If you have any troubles with Apple Health import, please perform the following steps:
If you are a StepsApp Pro user, please perform the following steps:
StepsApp uses your iPhone's built-in pedometer (it's actually a fully featured motion sensor) to count your daily steps. If you have an iPhone 5s or newer, StepsApp will work perfectly on your device.
The iPhone 5c is based on the same technology as the iPhone 5. While being slightly newer, it does not come with a built-in pedometer either and therefore is not capable of counting your steps.
Your device tracks your steps in the background and stores this data for seven days. When you open StepsApp for the first time, the app can access the last seven days of data and imports this into the app.
You don't have to keep the app open. StepsApp will automatically track your steps in the background without draining your battery.
Please check your privacy settings to make sure StepsApp has access to all activity types.
If you have an iPhone 6 or newer, we also show you how many floors you climb. One floor is counted as approximately three meters (10 feet) of elevation gain. Just tap on the circle to switch between steps and floors.
The grey bars show the hourly average number of steps you take. You can easily compare your results with the average number of steps taken over the last seven days.
Walking about 10,000 steps per day is a good rule of thumb for most people.
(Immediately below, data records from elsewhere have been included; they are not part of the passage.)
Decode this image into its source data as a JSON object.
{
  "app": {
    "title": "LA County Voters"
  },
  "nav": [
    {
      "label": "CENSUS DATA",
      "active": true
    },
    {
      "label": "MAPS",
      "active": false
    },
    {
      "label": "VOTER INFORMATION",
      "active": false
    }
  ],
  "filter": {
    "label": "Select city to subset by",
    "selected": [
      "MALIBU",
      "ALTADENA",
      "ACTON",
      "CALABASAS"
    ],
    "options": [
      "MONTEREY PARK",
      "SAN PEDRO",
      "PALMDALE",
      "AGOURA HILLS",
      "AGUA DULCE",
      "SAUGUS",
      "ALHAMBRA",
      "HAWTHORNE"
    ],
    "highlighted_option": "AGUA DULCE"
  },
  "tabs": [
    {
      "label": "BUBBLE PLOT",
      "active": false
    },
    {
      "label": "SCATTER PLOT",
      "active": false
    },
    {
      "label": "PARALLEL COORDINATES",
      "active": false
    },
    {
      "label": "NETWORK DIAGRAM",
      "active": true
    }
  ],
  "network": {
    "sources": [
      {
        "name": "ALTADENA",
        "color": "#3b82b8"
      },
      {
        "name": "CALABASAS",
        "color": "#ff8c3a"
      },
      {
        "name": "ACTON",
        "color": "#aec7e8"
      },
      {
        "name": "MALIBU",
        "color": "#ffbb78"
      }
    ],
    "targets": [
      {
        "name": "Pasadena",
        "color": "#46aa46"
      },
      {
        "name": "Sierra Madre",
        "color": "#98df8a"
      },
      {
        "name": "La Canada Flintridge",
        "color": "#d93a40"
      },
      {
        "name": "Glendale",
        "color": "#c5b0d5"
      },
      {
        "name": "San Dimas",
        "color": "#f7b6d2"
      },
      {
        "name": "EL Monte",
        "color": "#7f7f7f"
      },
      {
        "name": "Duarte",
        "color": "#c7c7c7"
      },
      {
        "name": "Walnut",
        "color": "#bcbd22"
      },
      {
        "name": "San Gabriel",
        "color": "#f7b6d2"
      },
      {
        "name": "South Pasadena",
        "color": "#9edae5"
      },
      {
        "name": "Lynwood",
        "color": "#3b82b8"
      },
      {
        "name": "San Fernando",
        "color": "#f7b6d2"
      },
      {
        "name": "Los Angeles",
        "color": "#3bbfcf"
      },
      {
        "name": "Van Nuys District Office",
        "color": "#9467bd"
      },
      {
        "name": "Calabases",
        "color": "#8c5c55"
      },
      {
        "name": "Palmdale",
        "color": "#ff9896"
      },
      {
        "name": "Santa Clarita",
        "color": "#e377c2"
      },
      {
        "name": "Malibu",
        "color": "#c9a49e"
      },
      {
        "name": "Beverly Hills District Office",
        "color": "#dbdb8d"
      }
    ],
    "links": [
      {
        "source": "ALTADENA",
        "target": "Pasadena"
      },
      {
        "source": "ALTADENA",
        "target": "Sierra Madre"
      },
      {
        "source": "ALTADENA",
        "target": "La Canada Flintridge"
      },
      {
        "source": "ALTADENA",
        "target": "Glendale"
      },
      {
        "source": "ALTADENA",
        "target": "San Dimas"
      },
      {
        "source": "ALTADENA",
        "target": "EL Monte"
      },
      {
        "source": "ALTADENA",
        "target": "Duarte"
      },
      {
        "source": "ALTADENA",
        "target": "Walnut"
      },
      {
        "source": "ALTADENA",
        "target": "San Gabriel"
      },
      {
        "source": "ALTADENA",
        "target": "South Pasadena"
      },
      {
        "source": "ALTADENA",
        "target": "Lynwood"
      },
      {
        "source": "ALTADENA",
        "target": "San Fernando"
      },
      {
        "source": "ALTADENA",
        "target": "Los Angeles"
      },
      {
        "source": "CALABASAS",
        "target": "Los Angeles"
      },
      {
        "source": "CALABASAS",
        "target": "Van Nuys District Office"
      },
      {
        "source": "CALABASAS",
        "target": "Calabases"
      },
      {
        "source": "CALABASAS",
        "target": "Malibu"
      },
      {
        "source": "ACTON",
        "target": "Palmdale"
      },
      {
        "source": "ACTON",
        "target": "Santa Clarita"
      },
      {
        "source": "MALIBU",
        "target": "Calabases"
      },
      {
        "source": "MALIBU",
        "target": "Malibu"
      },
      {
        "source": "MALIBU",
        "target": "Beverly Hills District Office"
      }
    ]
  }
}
If you reach this number, you are classified as "active". Another recommendation, especially if you are just starting out, is to try to stay above your seven-day average and improve with time.
The amount of calories you burn depends on your body weight, size, age, sex and - most importantly - the distance you cover. The same amount of steps might result in different calorie values depending on your activity. Why? Your step length is usually longer when running than when you are simply strolling around in the city. This way you cover a much greater distance with the same number of steps – which in return results in a much higher calories-burned value.